# Exercise requirements:
Filter the entries below, keeping every line that has the word "JOINT".

Web page and app entries:
------------------------------

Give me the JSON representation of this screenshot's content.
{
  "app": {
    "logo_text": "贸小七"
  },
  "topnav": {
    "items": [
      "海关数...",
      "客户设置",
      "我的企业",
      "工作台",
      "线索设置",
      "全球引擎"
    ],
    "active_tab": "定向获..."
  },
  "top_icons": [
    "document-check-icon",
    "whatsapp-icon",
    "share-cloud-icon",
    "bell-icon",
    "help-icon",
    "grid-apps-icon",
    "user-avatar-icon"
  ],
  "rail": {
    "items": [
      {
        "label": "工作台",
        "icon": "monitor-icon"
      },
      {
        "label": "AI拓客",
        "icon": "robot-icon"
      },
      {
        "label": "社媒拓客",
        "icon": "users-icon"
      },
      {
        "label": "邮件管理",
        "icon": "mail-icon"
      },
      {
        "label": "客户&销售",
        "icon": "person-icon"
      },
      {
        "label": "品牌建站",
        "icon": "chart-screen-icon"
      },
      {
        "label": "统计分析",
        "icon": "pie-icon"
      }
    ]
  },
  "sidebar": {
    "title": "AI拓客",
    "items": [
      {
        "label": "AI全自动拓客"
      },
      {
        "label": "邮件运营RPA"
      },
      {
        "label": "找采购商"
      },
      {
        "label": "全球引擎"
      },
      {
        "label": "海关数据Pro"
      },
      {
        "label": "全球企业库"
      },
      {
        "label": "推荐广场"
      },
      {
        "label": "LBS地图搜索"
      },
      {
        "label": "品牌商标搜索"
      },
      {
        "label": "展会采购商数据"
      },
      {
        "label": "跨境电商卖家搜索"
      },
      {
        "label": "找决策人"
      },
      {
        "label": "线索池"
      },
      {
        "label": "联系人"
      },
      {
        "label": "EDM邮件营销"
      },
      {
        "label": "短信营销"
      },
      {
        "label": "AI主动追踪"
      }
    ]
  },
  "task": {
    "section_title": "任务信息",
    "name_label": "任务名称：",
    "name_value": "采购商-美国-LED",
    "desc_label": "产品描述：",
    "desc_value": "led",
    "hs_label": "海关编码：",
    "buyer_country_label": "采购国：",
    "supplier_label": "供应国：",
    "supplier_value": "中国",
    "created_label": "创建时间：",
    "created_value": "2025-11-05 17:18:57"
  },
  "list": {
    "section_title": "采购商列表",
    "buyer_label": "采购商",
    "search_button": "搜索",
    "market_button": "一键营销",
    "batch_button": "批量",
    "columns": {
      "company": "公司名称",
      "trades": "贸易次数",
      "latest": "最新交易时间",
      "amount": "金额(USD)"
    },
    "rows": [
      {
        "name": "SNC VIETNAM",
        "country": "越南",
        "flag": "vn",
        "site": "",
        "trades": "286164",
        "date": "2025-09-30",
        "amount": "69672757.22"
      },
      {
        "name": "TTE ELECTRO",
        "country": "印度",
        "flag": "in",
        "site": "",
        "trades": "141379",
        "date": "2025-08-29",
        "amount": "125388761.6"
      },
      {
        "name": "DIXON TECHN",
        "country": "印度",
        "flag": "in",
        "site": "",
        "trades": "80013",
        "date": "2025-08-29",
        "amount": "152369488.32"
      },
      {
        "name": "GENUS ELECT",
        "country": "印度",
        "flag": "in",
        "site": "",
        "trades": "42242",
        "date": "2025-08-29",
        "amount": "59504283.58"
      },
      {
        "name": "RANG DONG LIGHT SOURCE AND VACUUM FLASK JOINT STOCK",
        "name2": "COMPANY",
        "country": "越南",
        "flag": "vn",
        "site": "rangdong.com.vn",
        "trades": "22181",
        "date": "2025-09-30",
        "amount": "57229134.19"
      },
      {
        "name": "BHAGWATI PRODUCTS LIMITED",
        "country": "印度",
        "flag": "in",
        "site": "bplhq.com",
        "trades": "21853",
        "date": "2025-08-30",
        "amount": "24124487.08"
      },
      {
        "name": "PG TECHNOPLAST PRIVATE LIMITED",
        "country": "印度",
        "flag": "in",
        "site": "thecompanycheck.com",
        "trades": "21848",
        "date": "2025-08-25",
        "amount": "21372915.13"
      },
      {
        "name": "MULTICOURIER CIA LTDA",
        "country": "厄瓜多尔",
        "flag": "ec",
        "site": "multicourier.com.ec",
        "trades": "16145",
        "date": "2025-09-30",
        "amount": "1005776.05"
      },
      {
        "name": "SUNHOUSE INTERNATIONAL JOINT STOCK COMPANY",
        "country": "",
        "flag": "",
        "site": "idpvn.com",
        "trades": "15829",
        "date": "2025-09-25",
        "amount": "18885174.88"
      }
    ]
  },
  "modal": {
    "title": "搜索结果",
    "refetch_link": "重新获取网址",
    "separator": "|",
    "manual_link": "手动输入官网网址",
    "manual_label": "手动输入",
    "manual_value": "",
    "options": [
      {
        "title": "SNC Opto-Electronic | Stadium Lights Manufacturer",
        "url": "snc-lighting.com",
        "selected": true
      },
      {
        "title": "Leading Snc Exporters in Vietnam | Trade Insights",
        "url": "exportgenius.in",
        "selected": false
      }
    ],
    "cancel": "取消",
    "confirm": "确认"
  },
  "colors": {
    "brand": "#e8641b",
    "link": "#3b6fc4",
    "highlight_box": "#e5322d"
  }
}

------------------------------

# Task result:
        "name": "RANG DONG LIGHT SOURCE AND VACUUM FLASK JOINT STOCK",
        "name": "SUNHOUSE INTERNATIONAL JOINT STOCK COMPANY",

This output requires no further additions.